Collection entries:
^^^^
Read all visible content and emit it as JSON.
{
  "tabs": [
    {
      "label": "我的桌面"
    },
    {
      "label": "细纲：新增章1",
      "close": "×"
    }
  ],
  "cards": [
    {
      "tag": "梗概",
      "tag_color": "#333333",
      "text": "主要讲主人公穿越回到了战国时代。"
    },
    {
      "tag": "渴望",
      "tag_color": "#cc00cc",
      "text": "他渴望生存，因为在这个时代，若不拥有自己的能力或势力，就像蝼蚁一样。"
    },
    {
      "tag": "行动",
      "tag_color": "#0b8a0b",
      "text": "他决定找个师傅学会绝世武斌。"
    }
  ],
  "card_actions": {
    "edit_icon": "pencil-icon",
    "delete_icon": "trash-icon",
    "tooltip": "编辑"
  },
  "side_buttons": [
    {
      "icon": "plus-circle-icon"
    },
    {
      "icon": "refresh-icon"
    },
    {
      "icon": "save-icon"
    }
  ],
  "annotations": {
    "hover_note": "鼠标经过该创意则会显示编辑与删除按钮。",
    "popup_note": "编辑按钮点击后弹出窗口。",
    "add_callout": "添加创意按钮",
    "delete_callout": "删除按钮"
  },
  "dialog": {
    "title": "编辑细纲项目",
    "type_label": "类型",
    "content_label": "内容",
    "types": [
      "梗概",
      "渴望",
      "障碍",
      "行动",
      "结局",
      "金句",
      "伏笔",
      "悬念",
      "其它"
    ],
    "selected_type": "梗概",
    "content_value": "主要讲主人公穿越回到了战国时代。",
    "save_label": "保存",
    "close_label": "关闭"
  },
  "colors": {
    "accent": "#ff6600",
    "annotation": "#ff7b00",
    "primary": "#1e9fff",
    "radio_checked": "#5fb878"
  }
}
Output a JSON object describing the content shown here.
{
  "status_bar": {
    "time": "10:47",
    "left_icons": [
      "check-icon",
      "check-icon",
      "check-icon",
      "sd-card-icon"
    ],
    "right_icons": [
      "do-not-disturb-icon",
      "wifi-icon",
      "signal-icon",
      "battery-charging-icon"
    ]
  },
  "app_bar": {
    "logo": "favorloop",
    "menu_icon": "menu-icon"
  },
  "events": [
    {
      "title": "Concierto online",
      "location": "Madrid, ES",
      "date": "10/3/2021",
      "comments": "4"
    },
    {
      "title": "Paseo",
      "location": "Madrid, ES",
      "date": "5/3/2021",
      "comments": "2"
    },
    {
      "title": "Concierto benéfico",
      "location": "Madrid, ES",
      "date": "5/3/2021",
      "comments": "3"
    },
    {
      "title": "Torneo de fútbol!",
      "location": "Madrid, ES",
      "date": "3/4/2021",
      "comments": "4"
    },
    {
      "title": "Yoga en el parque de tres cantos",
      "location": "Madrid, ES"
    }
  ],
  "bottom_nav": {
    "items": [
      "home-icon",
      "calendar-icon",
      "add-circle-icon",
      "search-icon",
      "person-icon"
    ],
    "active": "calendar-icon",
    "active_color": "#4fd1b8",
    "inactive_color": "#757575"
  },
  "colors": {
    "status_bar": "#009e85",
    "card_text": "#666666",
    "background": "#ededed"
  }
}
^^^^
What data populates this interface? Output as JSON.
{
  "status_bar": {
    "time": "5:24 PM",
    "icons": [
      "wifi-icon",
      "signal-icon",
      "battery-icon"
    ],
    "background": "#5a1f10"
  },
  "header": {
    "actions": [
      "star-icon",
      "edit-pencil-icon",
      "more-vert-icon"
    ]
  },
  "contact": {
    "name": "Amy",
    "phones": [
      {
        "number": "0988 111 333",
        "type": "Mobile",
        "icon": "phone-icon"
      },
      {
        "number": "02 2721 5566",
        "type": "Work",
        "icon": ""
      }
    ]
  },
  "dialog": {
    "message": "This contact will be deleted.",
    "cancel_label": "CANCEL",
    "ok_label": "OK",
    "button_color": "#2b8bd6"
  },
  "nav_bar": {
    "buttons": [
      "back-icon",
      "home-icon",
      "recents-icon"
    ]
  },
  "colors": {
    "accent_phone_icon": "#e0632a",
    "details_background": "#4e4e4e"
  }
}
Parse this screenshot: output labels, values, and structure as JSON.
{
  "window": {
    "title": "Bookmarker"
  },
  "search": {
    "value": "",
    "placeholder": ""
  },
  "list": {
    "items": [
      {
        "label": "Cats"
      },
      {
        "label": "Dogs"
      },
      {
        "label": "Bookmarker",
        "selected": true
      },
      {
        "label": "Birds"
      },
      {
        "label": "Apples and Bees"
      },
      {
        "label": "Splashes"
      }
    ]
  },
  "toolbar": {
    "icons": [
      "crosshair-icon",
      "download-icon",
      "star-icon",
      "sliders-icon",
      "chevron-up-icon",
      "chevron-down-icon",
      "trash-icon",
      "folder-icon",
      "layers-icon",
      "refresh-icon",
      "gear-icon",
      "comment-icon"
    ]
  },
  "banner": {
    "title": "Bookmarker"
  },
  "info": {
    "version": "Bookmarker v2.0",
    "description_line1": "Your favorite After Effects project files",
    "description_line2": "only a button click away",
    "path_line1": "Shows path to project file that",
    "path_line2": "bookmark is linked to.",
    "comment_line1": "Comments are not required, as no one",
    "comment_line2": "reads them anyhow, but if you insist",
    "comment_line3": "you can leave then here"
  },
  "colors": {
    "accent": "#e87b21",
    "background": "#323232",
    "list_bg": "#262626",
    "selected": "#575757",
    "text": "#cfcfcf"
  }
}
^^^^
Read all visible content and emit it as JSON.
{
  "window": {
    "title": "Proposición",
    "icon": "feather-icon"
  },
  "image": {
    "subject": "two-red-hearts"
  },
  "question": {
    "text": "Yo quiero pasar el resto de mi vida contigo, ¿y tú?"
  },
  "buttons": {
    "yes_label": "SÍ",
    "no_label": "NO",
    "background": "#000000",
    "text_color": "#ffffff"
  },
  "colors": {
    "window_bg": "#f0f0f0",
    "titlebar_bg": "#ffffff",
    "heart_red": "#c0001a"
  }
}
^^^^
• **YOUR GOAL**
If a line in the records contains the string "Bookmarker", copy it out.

• **RESULT OF THE EXERCISE**
    "title": "Bookmarker"
        "label": "Bookmarker",
    "title": "Bookmarker"
    "version": "Bookmarker v2.0",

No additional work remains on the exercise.